The refactoring project rumbles on but my time with it is drawing to a close. This week the currency traders decided that they wanted to be able to manually override the live data in some circumstances. They wanted to be able to edit a live data point, set its value to a fixed amount and have all dependant displays take this new value into account.
Like most things in computing an extra level of indirection saved the day…
The FX display that forms part of the refactoring project allows live data to feed into a display where traders can display standard terms; like 1 month, or 1 week, and also specify custom terms; like 12/12/03 to 14/01/03 for the purpose of quoting and making currency swaps.
Sometimes they’d like to be able to override the live data to adjust their spreads. They wanted to be able to say ’this particular value from this particular supplier should actually be X rather than the live value’ and have all of the displays and dependant points accept the fact…
Due to the work that had been done to make the FX engine easy to test we’d already decoupled things quite nicely. Live data “tickers” are kept in a pool and the displays pull items out of the pool to make up display points; a 1 month display point might require a SPOT and 1M ticker. A one month and a day point might also require the 2M ticker so that it can interpolate the required point. Pools are stored by contributor; reuters, prebon, internal, etc and by currency. The requirement boiled down to being able to freeze the ticker, let display points work from the frozen value yet let trades still access the real values.
Our tickers live in a live data library; this knows all about how to connect a live data item that’s specific to one of the client’s service providers to an object that implements our abstract

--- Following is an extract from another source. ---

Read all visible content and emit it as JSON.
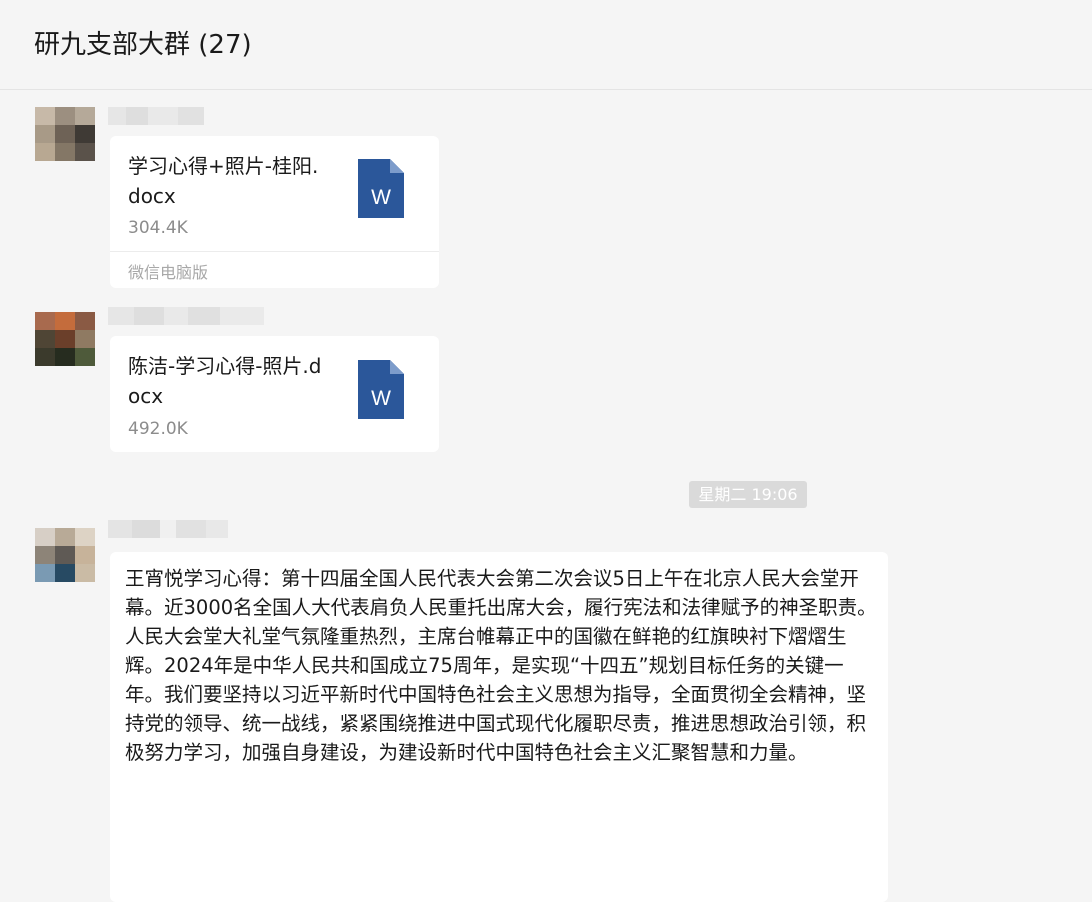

ILiveData interface. The rest of the application works with the data via the interface. It seemed that the easiest way to provide this editable functionality was to slip another object in between the live data object and the application. This new object would also implement
ILiveData and would be able to decide when to pass requests through to the underlying live data item and when to stand in for that item and provide its own, user supplied, data values.
Step one was to write a test for the new functionality. We wanted to be able to edit a point and then, later on, cancel that edit and allow the point to continue to tick with live updates. When the new object was in ’edited’ mode it dealt with client requests itself, when in live mode it passed most requests on to the real live data. Some stuff was slightly more complex; the live data objects are subjects in the observer pattern and so can have observers. The new object needed to intercept these observation registrations and register itself with the real object, effectively chaining the observations and adjusting the observed state where needed.
The testing went well. The new object was developed and tested in a couple of hours. Then came integration with the great untested mass of code that still makes up the bulk of the refactoring project. The main part of the integration was putting a pretty GUI on the underlying complexity. This took longer than it should have; rather than just being able to run a test to ensure that new functionality worked as expected I needed to run up the entire application and navigate to the appropriate point. This slower code/test cycle meant that I started to move in larger steps and make larger mistakes. This was frustrating compared to the smooth, fast, progress that I’d made when working within the test framework… Ho hum. Eventually it was done and it pretty much just works as expected, which is good… It works well enough to show the traders so that we can get some feedback about the GUI. There’s some low level details to be finished off but that shouldn’t take too long and should be stuff that can be done in the relative safety of the tests.